(Problem to solve)
Look through the data below and show every line that includes "dobles".

[Excerpts from an interface dataset]
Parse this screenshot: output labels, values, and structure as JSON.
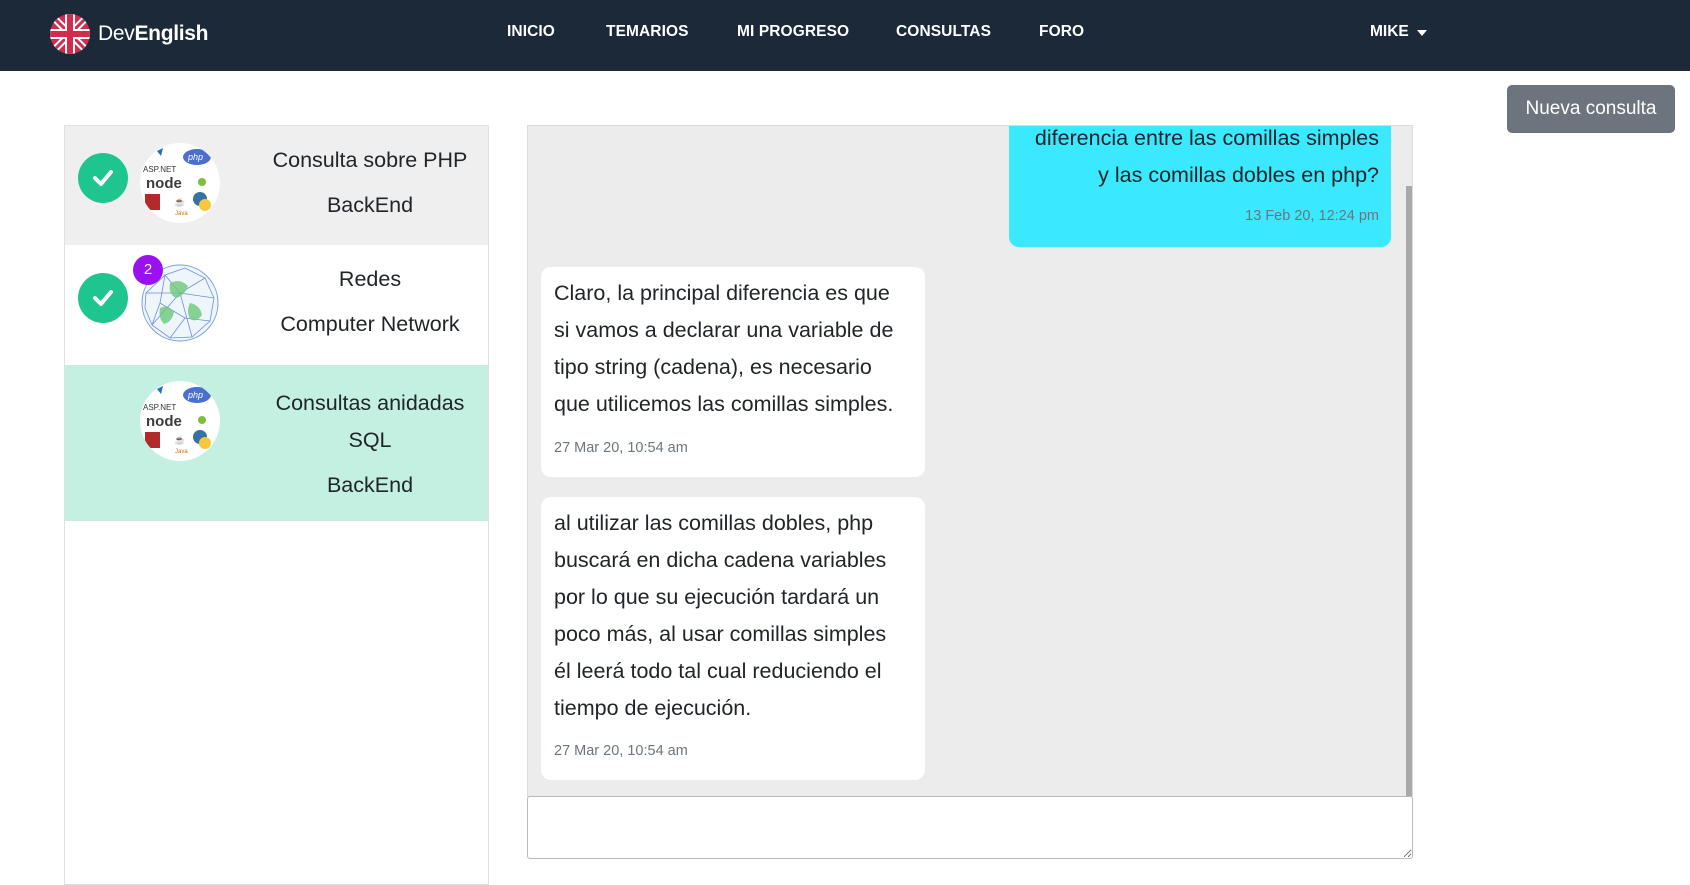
{
  "brand": {
    "part1": "Dev",
    "part2": "English",
    "icon": "uk-flag-icon"
  },
  "nav": {
    "items": [
      {
        "label": "INICIO"
      },
      {
        "label": "TEMARIOS"
      },
      {
        "label": "MI PROGRESO"
      },
      {
        "label": "CONSULTAS"
      },
      {
        "label": "FORO"
      }
    ],
    "user": "MIKE"
  },
  "new_query_label": "Nueva consulta",
  "conversations": [
    {
      "title": "Consulta sobre PHP",
      "category": "BackEnd",
      "resolved": true,
      "avatar": "backend-logos-icon",
      "active": false
    },
    {
      "title": "Redes",
      "category": "Computer Network",
      "resolved": true,
      "avatar": "network-globe-icon",
      "unread": "2",
      "active": false
    },
    {
      "title": "Consultas anidadas SQL",
      "category": "BackEnd",
      "resolved": false,
      "avatar": "backend-logos-icon",
      "active": true
    }
  ],
  "messages": [
    {
      "direction": "out",
      "lines": [
        "diferencia entre las comillas simples",
        "y las comillas dobles en php?"
      ],
      "time": "13 Feb 20, 12:24 pm"
    },
    {
      "direction": "in",
      "lines": [
        "Claro, la principal diferencia es que",
        "si vamos a declarar una variable de",
        "tipo string (cadena), es necesario",
        "que utilicemos las comillas simples."
      ],
      "time": "27 Mar 20, 10:54 am"
    },
    {
      "direction": "in",
      "lines": [
        "al utilizar las comillas dobles, php",
        "buscará en dicha cadena variables",
        "por lo que su ejecución tardará un",
        "poco más, al usar comillas simples",
        "él leerá todo tal cual reduciendo el",
        "tiempo de ejecución."
      ],
      "time": "27 Mar 20, 10:54 am"
    }
  ],
  "message_input": {
    "placeholder": ""
  },
  "colors": {
    "navbar": "#1c2939",
    "resolved_check": "#1fc58f",
    "badge": "#9b10ee",
    "active_conversation": "#c4f0e2",
    "selected_conversation": "#efefef",
    "outgoing_bubble": "#3ae9fd",
    "chat_background": "#ececec",
    "button_secondary": "#6c757d"
  }
}
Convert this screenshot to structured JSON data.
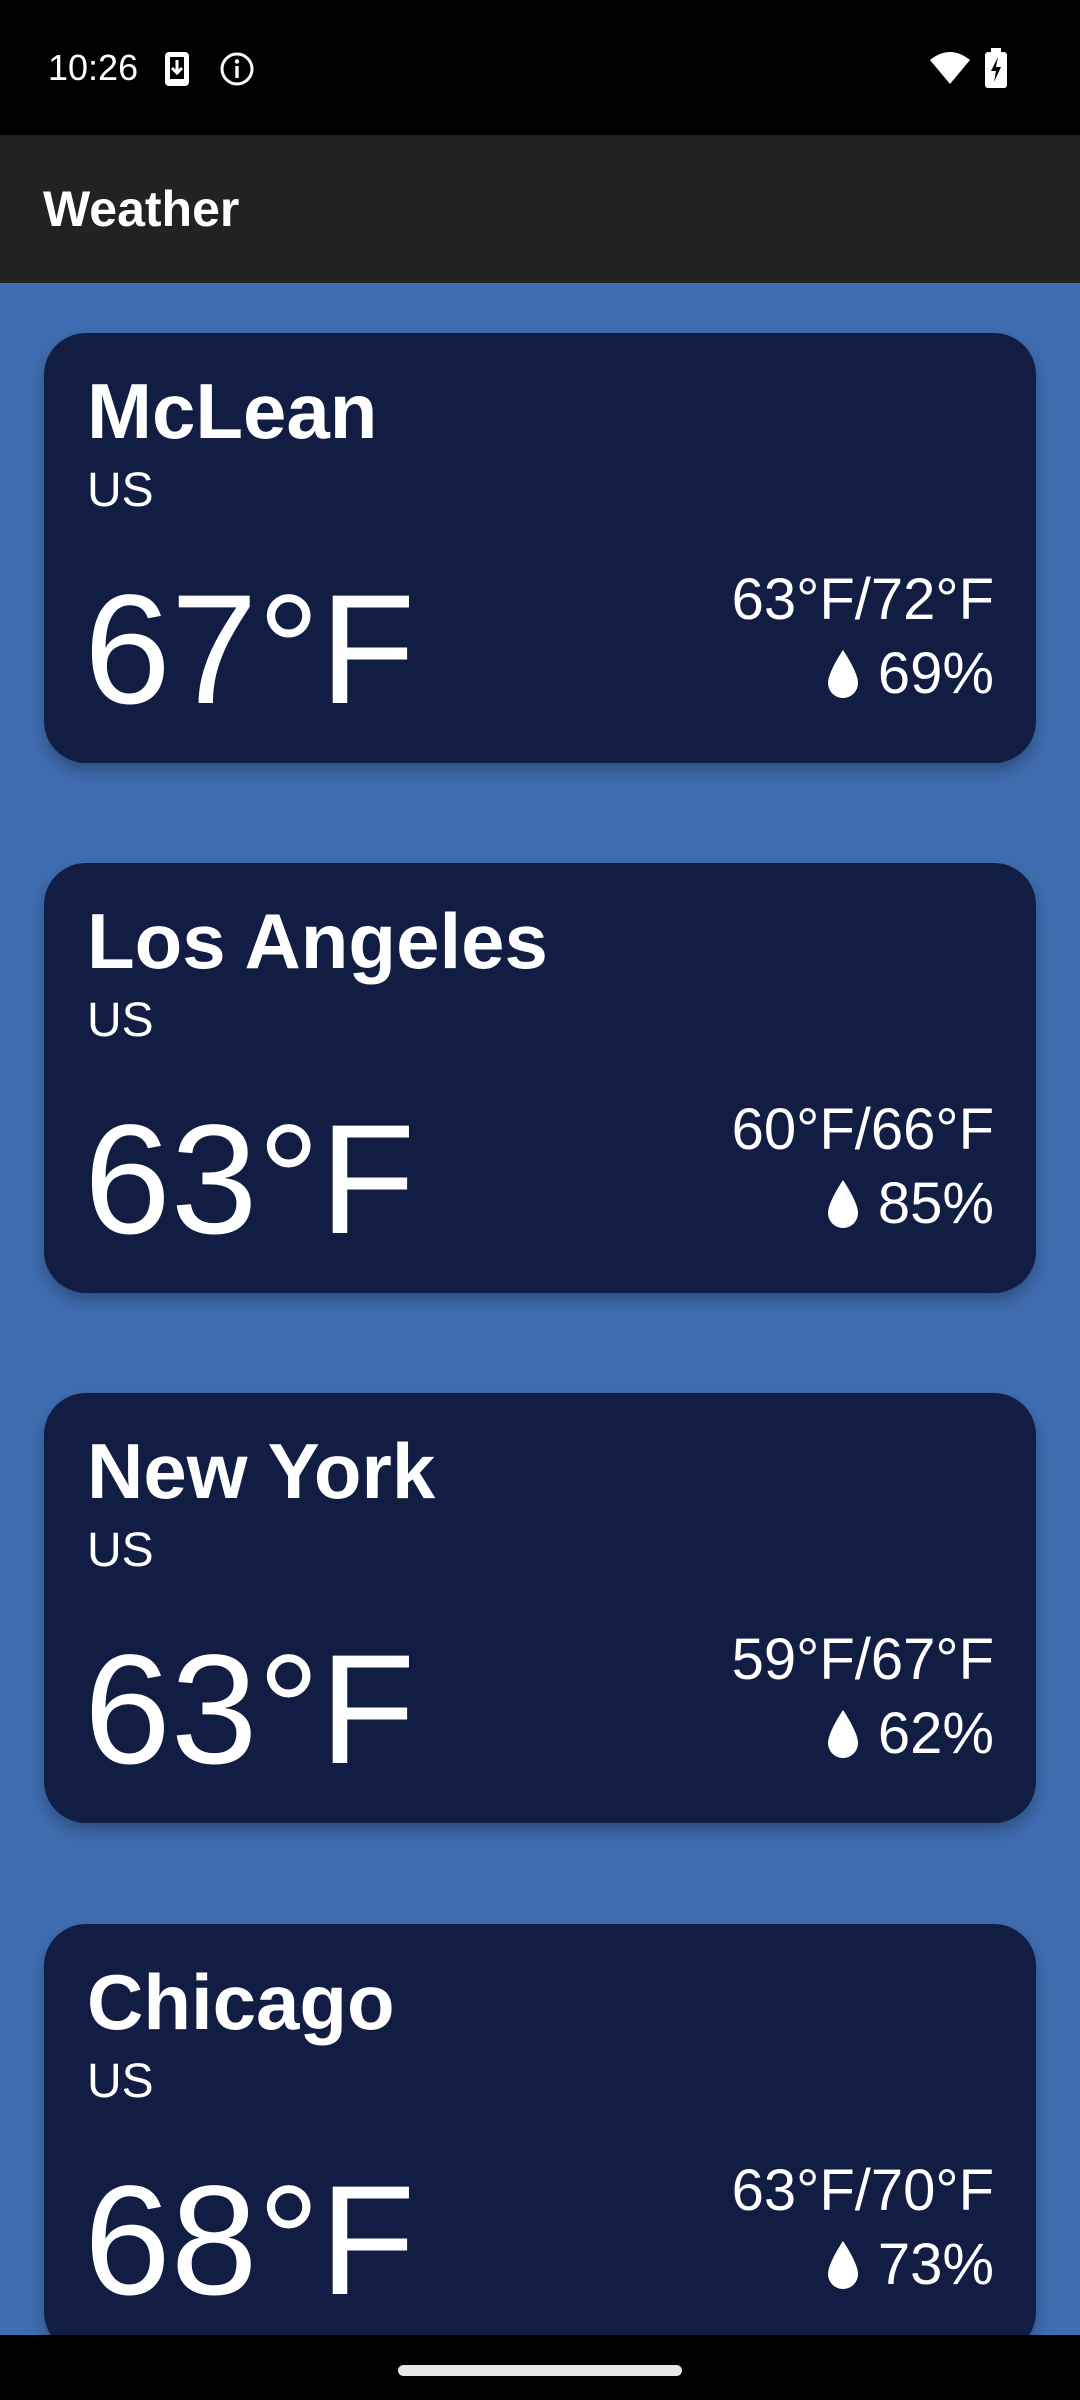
{
  "status_bar": {
    "time": "10:26",
    "left_icons": [
      "download-notification-icon",
      "info-icon"
    ],
    "right_icons": [
      "wifi-icon",
      "battery-charging-icon"
    ]
  },
  "app_bar": {
    "title": "Weather"
  },
  "cities": [
    {
      "city": "McLean",
      "country": "US",
      "temp": "67°F",
      "range": "63°F/72°F",
      "humidity": "69%"
    },
    {
      "city": "Los Angeles",
      "country": "US",
      "temp": "63°F",
      "range": "60°F/66°F",
      "humidity": "85%"
    },
    {
      "city": "New York",
      "country": "US",
      "temp": "63°F",
      "range": "59°F/67°F",
      "humidity": "62%"
    },
    {
      "city": "Chicago",
      "country": "US",
      "temp": "68°F",
      "range": "63°F/70°F",
      "humidity": "73%"
    }
  ],
  "colors": {
    "background": "#3f6db1",
    "card": "#111d43",
    "app_bar": "#222222",
    "status_bar": "#000000",
    "text": "#ffffff"
  },
  "icons": {
    "humidity": "water-drop-icon",
    "home": "home-gesture-bar"
  }
}
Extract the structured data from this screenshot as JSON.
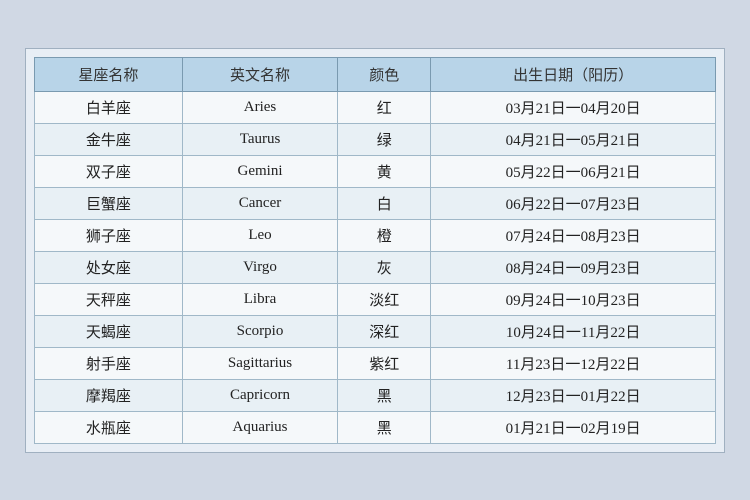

(Answer for the task)
        "y las comillas dobles en php?"
        "al utilizar las comillas dobles, php",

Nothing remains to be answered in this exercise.